• _YOUR INSTRUCTIONS_: Report every line of the records that contains the word "content".

• _RECORDED DATA_:
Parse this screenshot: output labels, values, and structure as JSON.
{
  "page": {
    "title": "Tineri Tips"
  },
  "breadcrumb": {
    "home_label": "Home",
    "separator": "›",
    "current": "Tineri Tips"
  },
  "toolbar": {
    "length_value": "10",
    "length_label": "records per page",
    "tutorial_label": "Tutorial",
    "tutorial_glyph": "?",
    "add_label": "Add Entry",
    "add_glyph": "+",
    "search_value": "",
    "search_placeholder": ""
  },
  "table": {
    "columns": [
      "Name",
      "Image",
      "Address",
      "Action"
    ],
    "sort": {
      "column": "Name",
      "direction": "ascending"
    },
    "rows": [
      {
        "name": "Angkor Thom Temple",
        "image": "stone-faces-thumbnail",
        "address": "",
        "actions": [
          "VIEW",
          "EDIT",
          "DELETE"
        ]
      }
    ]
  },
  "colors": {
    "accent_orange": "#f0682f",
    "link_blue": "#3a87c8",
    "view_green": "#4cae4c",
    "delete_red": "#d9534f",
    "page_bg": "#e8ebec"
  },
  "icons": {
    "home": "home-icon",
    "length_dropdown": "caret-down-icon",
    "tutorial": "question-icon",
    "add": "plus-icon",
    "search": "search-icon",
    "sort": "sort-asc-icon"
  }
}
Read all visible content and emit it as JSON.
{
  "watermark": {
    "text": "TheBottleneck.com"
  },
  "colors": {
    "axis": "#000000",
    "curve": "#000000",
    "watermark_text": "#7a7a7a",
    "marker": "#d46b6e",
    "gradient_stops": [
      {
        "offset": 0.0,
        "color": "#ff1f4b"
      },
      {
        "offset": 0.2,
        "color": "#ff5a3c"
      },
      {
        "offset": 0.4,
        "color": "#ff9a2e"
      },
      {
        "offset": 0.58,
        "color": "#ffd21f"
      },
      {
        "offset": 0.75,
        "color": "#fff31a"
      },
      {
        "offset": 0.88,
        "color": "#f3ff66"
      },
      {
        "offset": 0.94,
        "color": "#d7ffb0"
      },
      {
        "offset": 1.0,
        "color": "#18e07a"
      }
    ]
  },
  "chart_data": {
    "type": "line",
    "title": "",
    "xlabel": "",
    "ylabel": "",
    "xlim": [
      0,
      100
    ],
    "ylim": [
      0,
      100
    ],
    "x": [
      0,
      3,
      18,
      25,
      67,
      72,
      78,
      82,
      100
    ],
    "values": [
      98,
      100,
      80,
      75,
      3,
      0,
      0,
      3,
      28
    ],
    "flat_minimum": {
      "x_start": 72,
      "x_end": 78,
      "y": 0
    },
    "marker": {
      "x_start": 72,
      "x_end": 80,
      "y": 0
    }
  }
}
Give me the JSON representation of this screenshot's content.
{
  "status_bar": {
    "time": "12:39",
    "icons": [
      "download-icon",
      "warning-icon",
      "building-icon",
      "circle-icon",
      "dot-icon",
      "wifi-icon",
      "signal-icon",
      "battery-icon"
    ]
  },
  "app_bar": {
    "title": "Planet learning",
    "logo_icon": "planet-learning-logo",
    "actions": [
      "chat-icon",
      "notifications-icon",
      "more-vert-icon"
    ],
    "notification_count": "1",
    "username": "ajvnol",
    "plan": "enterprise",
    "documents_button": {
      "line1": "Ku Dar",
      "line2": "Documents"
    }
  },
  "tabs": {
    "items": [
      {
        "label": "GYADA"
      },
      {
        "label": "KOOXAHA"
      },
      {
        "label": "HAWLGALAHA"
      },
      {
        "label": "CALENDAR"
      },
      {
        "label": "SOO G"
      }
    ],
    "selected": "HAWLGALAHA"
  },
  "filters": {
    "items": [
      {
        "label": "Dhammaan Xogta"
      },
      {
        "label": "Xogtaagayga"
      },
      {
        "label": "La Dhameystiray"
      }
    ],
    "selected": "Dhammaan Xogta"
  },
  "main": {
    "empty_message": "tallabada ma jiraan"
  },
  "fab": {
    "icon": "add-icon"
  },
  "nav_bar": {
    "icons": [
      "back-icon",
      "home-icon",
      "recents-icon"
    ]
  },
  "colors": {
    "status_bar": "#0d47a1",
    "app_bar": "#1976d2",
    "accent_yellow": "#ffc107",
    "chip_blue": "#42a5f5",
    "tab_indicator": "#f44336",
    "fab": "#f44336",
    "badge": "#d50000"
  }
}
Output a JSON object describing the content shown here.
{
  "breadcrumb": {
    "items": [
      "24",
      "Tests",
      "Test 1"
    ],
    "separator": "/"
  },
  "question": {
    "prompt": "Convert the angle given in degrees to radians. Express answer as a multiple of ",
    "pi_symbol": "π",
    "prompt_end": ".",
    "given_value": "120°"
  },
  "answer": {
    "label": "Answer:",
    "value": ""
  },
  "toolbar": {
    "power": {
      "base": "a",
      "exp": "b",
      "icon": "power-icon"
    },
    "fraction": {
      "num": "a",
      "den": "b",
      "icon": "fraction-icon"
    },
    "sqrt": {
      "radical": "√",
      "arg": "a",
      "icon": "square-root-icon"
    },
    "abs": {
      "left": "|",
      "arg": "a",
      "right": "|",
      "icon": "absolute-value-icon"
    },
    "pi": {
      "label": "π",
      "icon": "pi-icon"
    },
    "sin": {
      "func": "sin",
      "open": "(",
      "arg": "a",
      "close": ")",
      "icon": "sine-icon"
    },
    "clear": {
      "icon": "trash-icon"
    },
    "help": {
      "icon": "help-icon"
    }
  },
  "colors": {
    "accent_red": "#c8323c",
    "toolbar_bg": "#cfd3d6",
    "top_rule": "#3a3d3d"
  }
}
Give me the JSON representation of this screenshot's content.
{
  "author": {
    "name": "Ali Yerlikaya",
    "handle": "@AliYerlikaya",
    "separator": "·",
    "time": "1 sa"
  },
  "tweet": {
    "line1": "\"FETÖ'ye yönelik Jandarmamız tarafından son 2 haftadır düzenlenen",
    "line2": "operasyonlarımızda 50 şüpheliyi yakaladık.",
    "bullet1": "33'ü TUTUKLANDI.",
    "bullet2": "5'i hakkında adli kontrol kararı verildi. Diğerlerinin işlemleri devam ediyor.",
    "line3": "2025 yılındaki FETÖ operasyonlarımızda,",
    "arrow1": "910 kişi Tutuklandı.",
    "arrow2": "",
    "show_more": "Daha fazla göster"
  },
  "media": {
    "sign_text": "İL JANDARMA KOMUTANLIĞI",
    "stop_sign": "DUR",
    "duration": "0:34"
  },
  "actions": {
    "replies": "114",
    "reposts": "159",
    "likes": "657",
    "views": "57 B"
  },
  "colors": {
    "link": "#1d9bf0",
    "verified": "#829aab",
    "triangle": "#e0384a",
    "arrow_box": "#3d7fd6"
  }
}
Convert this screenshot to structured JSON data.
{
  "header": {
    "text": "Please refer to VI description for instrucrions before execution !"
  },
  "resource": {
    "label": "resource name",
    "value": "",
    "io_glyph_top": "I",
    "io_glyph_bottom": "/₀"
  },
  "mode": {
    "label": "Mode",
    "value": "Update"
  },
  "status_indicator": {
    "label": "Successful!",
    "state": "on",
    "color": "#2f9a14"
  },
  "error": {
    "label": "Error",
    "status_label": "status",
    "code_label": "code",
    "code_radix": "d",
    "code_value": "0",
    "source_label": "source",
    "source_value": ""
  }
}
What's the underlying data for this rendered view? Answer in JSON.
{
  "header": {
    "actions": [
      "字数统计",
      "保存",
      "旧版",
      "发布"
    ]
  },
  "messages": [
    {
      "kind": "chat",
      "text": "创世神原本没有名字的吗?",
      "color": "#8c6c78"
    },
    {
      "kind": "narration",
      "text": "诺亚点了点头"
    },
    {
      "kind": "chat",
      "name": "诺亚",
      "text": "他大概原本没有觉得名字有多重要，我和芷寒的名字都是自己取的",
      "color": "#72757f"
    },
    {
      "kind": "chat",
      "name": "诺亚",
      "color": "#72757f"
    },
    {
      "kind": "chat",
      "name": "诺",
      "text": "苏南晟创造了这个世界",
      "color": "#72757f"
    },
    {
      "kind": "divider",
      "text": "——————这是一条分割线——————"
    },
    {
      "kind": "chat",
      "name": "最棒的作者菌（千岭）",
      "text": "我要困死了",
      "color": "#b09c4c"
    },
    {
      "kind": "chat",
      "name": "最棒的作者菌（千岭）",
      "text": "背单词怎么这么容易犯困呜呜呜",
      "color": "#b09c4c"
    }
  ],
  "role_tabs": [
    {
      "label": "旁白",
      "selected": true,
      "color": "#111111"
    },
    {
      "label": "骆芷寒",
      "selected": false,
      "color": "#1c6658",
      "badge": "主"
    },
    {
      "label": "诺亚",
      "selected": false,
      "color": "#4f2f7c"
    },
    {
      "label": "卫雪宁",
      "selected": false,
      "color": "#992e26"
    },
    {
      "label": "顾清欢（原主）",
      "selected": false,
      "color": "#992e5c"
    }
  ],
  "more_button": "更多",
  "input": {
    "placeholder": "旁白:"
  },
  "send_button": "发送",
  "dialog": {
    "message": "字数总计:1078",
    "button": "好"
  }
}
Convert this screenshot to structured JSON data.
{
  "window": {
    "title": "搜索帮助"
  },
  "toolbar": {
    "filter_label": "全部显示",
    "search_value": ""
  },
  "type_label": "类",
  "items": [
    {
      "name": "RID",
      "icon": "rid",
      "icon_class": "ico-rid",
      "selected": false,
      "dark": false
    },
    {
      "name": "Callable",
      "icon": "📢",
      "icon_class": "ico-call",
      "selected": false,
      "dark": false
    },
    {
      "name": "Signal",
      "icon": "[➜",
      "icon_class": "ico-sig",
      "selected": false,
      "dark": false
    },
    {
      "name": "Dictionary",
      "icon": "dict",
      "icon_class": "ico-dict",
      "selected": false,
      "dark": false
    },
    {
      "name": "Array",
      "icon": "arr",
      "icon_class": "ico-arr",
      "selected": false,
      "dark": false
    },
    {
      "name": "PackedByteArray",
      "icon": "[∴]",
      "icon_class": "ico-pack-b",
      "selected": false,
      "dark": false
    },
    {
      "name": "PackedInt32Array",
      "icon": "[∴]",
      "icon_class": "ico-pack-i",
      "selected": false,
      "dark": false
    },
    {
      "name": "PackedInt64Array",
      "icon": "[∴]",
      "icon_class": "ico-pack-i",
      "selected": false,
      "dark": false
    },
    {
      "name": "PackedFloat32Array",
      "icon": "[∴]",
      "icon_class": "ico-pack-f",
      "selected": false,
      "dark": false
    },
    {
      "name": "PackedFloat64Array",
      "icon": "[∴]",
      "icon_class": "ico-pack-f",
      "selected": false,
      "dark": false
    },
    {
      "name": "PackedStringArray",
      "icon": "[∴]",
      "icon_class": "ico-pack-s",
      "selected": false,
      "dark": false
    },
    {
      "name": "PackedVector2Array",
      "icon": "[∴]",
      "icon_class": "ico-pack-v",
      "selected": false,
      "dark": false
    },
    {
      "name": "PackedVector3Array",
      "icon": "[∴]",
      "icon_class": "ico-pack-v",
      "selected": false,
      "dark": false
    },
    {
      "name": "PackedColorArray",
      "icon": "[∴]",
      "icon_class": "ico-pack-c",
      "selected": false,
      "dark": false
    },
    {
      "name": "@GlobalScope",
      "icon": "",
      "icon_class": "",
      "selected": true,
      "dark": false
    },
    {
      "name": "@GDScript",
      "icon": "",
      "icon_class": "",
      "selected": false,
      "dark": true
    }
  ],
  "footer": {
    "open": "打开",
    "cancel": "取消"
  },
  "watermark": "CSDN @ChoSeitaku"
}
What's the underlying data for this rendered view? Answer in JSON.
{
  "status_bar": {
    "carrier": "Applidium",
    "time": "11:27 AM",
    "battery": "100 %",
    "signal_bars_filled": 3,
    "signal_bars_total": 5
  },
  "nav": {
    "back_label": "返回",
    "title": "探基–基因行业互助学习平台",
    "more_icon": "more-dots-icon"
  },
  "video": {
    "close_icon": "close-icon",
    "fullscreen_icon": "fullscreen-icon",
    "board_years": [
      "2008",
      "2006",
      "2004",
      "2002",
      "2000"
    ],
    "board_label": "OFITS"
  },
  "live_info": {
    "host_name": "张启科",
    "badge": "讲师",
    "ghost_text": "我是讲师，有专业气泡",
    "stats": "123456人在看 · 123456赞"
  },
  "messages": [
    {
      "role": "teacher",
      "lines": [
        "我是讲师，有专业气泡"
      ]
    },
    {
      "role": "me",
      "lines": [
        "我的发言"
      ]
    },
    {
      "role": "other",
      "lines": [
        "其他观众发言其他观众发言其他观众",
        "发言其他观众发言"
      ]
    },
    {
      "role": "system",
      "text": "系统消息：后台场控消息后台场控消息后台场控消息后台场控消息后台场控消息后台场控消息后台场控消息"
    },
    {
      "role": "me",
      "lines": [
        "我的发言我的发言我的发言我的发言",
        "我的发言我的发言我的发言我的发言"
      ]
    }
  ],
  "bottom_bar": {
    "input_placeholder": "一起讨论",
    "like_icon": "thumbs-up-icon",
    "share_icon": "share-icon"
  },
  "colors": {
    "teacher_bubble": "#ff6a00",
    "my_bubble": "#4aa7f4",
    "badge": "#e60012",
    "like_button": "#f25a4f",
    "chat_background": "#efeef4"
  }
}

• _FINAL ANSWER_:
Read all visible content and emit it as JSON.
Give me the JSON representation of this screenshot's content.
Output a JSON object describing the content shown here.
Give me the JSON representation of this screenshot's content.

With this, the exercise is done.